_Task goal_
Scan the data for "your" and copy the lines it appears in.

Source records:
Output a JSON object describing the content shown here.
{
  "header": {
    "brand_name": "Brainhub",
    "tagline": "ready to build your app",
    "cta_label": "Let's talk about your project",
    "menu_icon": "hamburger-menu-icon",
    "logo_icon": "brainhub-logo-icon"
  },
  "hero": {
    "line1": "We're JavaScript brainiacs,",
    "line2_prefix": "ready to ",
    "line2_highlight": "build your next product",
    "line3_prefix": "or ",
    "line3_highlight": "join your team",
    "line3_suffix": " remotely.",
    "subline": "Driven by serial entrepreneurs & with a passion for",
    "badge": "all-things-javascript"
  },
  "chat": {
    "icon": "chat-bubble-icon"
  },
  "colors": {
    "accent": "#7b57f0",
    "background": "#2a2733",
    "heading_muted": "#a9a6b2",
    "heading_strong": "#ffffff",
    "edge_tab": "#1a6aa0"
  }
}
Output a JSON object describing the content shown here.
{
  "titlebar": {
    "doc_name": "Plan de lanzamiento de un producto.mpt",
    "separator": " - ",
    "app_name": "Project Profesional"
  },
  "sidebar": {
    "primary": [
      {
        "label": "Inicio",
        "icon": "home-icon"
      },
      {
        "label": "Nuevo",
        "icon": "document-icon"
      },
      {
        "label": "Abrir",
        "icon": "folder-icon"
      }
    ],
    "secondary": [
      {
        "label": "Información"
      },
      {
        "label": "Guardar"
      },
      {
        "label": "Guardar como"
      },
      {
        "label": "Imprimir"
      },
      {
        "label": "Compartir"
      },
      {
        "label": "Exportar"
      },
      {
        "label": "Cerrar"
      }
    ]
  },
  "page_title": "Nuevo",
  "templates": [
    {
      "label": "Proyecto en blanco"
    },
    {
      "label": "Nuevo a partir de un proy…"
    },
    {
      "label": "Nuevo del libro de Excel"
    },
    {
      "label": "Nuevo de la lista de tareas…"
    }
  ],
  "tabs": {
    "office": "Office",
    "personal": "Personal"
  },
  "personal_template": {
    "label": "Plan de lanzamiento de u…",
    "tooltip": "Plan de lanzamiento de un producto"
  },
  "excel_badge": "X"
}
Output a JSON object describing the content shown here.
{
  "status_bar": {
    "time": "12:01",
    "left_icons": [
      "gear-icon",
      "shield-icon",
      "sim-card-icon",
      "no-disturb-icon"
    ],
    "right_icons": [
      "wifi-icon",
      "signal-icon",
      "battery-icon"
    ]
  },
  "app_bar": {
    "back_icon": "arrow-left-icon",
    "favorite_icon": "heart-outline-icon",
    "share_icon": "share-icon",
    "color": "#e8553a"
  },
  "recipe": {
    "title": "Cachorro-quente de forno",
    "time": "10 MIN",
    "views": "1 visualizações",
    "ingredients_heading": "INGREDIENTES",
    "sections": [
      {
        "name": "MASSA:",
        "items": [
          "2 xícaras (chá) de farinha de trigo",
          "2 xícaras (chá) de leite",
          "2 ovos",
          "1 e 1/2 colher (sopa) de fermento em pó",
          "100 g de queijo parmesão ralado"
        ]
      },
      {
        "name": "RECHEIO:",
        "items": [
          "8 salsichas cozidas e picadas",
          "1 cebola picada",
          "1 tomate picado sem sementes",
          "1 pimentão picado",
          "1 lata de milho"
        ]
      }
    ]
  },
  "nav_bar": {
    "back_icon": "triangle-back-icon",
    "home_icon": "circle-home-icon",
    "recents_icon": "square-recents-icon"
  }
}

_Answer box_
    "tagline": "ready to build your app",
    "cta_label": "Let's talk about your project",
    "line2_highlight": "build your next product",
    "line3_highlight": "join your team",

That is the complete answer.